She was delegated to work at the camp, but she said later that she thought it was a correctional home.
The question of the extent of Pol’s Germanness and Polishness and her knowledge of German takes up much space in the book.
In 1948 she said “I accepted the Volksliste under duress. My father is from Opole Silesia, so the German authorities forced us to accept the Volksliste. They threatened to destroy the whole family. I did not belong to any Nazi organisations. I did not wear uniforms or badges. I did not socialise with Germans. At home I spoke Polish. I do not speak German.”
However, Jan Sierpień, a driver at the camp, said after the war: “She was German (...). She addressed the Germans in German (...). In the tram, I got into the carriage for the Poles and she got into the carriage for the Germans”.
Camp prisoner Zygmunt Kaźmierczak said: “She spoke perfect German (...). She gave commands in German. Sometimes she also spoke in Polish”.
“From time to time she wore a green uniform and a cap with a death head symbol”. “She spoke whole sentences in German and used German when administering punishments”.

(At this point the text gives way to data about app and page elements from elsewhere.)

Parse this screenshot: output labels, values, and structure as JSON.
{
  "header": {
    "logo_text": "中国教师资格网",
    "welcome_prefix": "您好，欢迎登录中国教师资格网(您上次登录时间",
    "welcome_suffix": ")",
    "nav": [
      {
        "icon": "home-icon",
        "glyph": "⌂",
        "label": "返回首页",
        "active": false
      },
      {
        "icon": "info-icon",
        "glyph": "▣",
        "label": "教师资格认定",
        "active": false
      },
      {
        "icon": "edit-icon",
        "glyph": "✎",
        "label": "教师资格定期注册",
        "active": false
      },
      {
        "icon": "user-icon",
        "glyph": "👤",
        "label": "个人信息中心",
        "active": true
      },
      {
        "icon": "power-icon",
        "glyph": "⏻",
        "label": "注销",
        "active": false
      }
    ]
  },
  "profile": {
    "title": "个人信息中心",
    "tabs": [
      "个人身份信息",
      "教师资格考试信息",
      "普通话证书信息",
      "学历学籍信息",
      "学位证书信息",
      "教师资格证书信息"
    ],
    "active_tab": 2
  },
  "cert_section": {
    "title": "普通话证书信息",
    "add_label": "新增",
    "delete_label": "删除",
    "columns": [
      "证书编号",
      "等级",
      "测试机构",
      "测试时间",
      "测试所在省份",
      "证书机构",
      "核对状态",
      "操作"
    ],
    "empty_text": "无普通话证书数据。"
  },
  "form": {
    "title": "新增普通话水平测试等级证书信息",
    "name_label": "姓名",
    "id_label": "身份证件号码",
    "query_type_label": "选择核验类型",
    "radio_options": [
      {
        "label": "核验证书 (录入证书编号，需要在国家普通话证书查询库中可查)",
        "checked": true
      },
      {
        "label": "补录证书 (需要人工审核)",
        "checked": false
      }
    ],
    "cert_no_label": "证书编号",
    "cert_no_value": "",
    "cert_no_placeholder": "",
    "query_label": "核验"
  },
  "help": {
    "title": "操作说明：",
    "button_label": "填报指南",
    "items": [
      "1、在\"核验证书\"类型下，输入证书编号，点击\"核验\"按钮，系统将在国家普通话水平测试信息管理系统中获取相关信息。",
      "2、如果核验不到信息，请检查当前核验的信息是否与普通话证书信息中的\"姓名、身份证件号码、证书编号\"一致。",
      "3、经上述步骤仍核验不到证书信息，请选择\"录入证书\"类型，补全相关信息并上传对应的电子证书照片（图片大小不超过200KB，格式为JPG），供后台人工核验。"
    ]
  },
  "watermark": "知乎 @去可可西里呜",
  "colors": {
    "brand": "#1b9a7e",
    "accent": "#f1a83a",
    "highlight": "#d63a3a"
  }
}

According to the testimonies of the children, Pol treated them with severe and deliberate cruelty.
Gertruda Skrzypczak said: “Evil, cruel. She beat with whatever she could get her hands on. I never saw her without a whip. We lost consciousness.”
Wiesława Skibińska-Skutecka recalled: “Beating gave her joy. While beating, she would laugh.”
One of Pol’s punishments was to force children to eat their own faeces.
Julian Fabisiak remembers carrying waste in buckets to the latrine with a boy called Leduchowski. “Leduchowski tripped and spilled the contents of the latrine. (..) They made us eat the contents of the toilet and Eugenia Pol smeared it on us, holding us by the collar, and they beat us and put us in the punishment cell.
“After we got out of the punishment cell, I slept on a shared bunk with Leduchowski and he died during the night as a result of the beating and was taken to the cemetery in the morning."
At the end of the war, she changed her name from Pohl to Pol, which meant that investigators looking for war criminals from the camp could not find her in the population register and she lived in Łódź unhindered for the next 25 years.
Incredibly, she maintained contact with some of the girls from the camp who had been her informers, having bribed them with extra bread and softer beatings.
Later, she even joined a group for former concentration camp prisoners and helped those from the camp seeking compensation by confirming that they had in fact been prisoners in Łódź.
The situation changed when, in the early 1960s, Wiesław Jażdżyński published a book about the camp.
The case attracted the interest of war crime investigators in Łódź and Pol was arrested on 12 December 1970.
At her trial, she pleaded not guilty. “I swear before God that I did no harm to anyone. That I did not beat the children much. If I did beat them, I was only following orders and so as not to do them great harm.
“I carried a stick every day, but only so that the Germans would not see that I was too good. I hit lightly with it so it wouldn't hurt.”
“The girls wanted me to be the one to carry out the caning punishment, because I would tell them to put something on themselves, such as a jumper, or even give them a pillow. The girls pretended to be in pain, shouting to make everyone think I was beating them. I made them wet their eyes with water so that others could see them supposedly crying.”
At the first trial Pol was found not guilty of the murder of two children Urszula Kaczmarek and Danuta Jakubowska.
The case of Kaczmarek was particularly tragic. Caught by Pol stealing food, she beat her so badly that her intestines spilled out.
As Kaczmarek lay covered in her own faeces and urine, Pol tortured her by probing her open wound with a stick. She died soon after.
At the second trial in 1974, Pol was finally found guilty and sentenced to 25 years in prison. Her sentence was commuted and she was released in 1989.
She never admitted her guilt and lived out the rest of her life in peace in Łódź, never marrying or having children. She died in 2003 and is buried in a family plot in a cemetery in Łódź alongside her mother, father and brother.